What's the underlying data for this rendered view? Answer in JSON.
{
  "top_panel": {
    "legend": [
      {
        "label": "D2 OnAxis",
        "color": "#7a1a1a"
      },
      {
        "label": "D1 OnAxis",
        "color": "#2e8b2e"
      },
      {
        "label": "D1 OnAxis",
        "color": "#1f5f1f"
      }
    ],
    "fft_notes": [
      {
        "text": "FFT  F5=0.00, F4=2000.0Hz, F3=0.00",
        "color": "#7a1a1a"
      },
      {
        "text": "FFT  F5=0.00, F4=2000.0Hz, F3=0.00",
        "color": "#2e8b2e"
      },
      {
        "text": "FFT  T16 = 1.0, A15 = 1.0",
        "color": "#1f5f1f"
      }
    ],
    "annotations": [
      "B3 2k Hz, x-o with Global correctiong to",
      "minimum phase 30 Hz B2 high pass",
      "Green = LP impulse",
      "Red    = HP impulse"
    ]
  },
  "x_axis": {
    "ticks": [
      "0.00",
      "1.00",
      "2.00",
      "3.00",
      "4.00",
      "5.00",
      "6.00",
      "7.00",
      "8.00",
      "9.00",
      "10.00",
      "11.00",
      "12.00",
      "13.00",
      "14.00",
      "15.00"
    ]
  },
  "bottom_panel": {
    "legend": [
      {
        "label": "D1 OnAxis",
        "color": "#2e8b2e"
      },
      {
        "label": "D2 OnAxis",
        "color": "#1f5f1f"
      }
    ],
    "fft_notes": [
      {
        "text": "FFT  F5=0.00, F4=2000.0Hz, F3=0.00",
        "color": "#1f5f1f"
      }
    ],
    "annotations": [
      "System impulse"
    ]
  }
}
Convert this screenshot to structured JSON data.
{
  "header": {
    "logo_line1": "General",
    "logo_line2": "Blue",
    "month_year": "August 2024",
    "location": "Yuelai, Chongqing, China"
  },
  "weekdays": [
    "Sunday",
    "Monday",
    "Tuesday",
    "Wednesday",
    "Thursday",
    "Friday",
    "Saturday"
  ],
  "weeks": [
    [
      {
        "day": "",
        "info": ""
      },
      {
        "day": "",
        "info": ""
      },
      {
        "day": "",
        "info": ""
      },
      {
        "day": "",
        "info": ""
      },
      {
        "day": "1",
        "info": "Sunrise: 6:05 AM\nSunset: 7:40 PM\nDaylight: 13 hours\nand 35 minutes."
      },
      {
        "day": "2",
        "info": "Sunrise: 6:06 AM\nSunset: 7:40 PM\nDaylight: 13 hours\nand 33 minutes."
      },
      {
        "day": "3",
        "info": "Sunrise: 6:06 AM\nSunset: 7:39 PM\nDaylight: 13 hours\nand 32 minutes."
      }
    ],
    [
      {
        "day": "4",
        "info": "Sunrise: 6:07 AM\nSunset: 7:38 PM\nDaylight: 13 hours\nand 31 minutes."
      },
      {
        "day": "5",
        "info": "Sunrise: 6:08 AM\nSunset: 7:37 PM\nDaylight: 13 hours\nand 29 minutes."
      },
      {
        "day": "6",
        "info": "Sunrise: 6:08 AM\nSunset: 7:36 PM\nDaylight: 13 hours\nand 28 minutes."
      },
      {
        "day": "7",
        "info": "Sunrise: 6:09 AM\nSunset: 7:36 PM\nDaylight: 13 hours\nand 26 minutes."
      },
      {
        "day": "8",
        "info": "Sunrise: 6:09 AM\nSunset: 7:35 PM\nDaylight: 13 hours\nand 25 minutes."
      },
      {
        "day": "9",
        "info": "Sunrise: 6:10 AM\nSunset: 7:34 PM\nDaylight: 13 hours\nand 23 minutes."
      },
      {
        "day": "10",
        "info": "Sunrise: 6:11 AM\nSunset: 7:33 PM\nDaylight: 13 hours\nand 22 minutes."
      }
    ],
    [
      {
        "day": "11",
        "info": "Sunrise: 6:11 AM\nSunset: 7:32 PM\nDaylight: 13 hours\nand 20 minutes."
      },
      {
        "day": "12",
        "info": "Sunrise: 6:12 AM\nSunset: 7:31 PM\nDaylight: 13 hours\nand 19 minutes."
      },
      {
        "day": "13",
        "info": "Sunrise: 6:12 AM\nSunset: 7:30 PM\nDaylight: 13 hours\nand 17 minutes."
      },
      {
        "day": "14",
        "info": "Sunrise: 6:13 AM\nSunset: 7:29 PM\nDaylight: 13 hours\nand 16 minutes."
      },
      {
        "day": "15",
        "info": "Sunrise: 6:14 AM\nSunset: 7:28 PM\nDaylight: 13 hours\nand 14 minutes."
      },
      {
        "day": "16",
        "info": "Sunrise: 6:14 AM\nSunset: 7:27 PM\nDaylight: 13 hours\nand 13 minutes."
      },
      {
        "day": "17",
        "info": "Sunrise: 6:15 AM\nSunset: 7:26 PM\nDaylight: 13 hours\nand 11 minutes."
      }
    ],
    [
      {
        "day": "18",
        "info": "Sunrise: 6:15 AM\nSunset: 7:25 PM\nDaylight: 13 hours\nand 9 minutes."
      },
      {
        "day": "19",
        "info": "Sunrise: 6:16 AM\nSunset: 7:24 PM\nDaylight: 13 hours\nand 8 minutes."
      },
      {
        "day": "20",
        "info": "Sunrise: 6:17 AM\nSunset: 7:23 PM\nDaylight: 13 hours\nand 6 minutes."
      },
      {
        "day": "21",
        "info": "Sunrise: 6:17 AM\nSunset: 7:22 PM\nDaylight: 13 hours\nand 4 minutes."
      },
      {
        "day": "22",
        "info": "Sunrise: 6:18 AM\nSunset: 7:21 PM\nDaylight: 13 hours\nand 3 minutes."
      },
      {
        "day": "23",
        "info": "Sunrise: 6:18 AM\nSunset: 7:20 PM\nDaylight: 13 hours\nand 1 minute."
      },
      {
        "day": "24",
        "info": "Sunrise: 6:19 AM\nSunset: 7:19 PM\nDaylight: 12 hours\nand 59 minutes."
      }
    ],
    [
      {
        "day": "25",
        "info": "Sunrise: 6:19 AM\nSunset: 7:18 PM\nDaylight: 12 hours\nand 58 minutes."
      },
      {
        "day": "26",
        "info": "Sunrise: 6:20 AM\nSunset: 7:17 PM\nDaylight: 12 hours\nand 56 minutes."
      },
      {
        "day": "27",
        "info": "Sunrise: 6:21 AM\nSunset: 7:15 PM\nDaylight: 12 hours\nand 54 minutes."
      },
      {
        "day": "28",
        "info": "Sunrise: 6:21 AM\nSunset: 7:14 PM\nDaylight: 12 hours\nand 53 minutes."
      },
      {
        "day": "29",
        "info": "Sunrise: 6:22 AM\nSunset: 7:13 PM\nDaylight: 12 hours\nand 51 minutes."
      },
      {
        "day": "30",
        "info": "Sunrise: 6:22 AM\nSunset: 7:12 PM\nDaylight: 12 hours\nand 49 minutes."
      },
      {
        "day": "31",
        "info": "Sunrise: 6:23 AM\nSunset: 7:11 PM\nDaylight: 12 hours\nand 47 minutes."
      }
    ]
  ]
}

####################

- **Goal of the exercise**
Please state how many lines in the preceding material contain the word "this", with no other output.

- **Result**
2